Yesterday, I shared Rule #1 of How To Say No With Ease and how those experts in “pester power” can suck up all your time.
In case you didn’t get a chance to read it yet,
Rule #1 is to Know The Value of Your Yes.
Today, I’d like to share:
Rule #2: Size of Ask x Time = # of Yes(es) possible…
Remember it’s not that asking for help is a “bad” thing. It’s a good thing. But sometimes, too much of a good thing turns into a bag thing… Yes, some people need help — that’s different and not part of this equation. Some people ask and ask and ask for help even when they don’t need it and, rarely if ever, consider reciprocity.
I use a “Yes/No budget” when there is a lack of reciprocity. Without reciprocity, relationships can get stressed. One-way relationships rarely work for long.
If you answered, “Yes,” that you know at least one person fueled by “pester power,” it’s time to do the “math” to help you budget your life/time/money/relationships/fill-in-the-blank(s) and bring yourself back into balance.
Okay, let’s jump into the deep end.
How to Determine a “Yes/No” Ratio
First, begin by adding your standing “Yeses” you want to do and or have already agreed to on the calendar. This will show you your available time (or spare time, if you prefer.)
A “Yes/No” budget has three criteria.
Size of Ask: How big is this ask? Do they have other open asks? Experts in “pester power” have “center-of-the-universe’itis,” and they think they are perfectly reasonable in asking you for “just a little favor.” All the while conveniently forgetting just hours ago, they asked for “just one tiny favor” or more.
Time to Complete: How long will it take to complete this ask? Remember, we all have 24/7, and yes, you have to eat, sleep, shower, and meet those standing commitments on your calendar.
Double your time estimate before considering yes or no. Be honest, have you ever completed an “it will just take a minute” in a minute? I haven’t.

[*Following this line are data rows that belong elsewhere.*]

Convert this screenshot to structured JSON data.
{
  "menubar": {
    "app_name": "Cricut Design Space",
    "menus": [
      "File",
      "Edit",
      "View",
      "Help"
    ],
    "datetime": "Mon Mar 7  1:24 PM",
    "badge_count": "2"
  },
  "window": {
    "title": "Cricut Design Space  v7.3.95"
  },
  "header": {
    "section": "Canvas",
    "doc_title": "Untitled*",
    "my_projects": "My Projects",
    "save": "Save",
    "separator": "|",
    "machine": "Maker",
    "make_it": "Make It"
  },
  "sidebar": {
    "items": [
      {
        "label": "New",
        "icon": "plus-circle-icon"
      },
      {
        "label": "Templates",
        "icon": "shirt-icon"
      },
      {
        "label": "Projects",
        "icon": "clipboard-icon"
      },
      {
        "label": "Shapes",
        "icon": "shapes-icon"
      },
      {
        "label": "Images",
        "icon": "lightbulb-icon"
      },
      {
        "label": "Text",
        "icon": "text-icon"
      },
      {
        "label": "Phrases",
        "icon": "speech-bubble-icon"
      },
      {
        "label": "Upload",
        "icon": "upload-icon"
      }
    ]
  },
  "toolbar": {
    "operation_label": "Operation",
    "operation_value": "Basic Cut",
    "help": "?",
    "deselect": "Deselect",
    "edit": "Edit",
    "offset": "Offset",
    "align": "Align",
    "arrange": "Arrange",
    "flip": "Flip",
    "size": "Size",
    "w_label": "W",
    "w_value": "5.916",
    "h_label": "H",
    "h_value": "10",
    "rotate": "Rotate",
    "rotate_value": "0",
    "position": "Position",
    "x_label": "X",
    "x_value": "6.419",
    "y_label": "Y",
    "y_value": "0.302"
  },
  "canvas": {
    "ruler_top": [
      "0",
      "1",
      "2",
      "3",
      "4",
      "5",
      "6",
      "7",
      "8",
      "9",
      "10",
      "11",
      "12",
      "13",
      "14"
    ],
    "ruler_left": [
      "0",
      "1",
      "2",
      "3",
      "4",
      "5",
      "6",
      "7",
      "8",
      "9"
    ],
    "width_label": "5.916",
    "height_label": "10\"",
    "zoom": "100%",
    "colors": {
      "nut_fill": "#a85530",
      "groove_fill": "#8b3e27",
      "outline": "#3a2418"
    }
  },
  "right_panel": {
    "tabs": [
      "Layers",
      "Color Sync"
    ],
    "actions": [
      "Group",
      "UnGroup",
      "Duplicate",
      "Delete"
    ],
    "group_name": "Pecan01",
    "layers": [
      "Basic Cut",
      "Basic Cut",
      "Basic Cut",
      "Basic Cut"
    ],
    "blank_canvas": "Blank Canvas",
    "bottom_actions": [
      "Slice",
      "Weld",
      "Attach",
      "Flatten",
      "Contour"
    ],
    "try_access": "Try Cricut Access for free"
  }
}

Who is Asking: I introduced these criteria in “Value Your “Yes” by Mastering “No.” Use this rule for determining the “Who.” Your “Yes” is for those people, places, and things that are important enough to you that you want to share your most limited resource with them — your time!
For those that like visual aids, we can break it down to this:
- Size of ask(s)
- Time to complete² (that’s squared)
- ÷ Into the time you have available
- Will determine the number of Yes(es) possible
- ± Who (In order of importance, yourself, spouse, children, family, friends, etc.)
- = Yes or No
Other “Yes/No” budget items to consider:
• It’s just not the size of this ask. It’s the size of this ask multiplied by previous asks. Have they used up their “coupons?”
• What would you be giving up to complete this favor?
• Why you? Can they do it themselves? Why not? Would someone else be a better choice?
• Is the professional pesterer playing the bully, guilt, shame, blame, etc., card?
• Other personal considerations? All are valid.
We all have experts in “Pester-Power” in our life that can suck up all our time, money, creativity, emotions, etc., if we let them — some times we do and some times we don’t. It’s all okay. You get to decide the when.
It’s when not knowing how to say “No” puts you, your career, and those closest to you in a bind.
Too often, we only give lip service to what and who is important to us. Remember, your “yes(es)” are for those people, places, and things you enjoy spending time with. Life’s too short to do anything less.
Updated Oct 22, 2021